Stored items
————

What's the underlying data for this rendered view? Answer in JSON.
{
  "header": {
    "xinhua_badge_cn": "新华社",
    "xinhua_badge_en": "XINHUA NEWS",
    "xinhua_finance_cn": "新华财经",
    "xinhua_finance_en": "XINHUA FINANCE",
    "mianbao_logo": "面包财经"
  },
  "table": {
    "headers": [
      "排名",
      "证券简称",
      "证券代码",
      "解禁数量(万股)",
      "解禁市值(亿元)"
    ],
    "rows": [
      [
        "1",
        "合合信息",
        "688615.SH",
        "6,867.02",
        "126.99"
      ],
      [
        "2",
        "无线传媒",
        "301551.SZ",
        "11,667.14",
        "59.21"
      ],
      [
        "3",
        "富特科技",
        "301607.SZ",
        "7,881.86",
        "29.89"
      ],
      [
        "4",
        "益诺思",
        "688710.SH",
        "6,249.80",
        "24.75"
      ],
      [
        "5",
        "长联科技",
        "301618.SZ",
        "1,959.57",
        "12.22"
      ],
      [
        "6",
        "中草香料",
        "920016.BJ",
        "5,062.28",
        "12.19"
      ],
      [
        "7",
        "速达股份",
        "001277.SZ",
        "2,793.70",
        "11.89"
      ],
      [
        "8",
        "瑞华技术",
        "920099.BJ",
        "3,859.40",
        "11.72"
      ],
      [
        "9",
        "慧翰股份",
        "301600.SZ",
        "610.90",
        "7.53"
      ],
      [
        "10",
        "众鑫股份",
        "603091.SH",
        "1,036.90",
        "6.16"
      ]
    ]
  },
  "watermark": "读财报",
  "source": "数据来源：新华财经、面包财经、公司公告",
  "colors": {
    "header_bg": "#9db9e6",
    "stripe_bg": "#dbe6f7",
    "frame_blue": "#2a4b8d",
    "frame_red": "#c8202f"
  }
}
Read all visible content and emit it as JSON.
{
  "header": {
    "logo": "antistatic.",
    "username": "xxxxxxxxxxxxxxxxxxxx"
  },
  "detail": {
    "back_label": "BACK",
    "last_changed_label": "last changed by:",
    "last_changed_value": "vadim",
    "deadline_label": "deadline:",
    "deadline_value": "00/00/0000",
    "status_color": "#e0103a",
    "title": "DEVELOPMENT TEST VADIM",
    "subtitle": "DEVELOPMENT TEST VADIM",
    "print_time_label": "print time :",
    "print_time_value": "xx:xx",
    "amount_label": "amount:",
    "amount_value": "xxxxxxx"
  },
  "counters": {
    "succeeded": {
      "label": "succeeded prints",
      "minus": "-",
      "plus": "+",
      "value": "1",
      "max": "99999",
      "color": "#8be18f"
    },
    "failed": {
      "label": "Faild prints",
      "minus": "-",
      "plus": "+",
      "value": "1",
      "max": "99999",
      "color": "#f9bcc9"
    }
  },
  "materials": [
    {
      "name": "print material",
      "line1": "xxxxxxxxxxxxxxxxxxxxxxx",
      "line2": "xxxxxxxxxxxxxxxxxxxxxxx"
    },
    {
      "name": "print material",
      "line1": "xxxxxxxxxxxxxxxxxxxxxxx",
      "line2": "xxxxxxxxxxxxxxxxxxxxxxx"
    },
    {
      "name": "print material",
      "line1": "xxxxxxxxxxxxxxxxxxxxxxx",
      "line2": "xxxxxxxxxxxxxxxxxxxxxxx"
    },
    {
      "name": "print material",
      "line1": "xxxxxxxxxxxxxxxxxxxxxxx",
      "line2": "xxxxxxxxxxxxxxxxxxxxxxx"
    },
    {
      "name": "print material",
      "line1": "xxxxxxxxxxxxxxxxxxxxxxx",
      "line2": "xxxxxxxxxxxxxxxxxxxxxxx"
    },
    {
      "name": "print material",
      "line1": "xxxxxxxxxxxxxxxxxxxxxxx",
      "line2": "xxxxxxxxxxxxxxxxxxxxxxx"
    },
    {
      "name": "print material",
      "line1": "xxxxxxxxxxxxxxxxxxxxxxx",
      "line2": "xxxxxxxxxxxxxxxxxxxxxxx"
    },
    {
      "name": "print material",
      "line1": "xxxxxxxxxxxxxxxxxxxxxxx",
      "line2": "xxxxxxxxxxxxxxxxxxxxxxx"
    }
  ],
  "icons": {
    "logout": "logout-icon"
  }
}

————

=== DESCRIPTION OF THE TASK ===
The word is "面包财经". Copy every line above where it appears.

=== SOLVED PROBLEM ===
    "mianbao_logo": "面包财经"
  "source": "数据来源：新华财经、面包财经、公司公告",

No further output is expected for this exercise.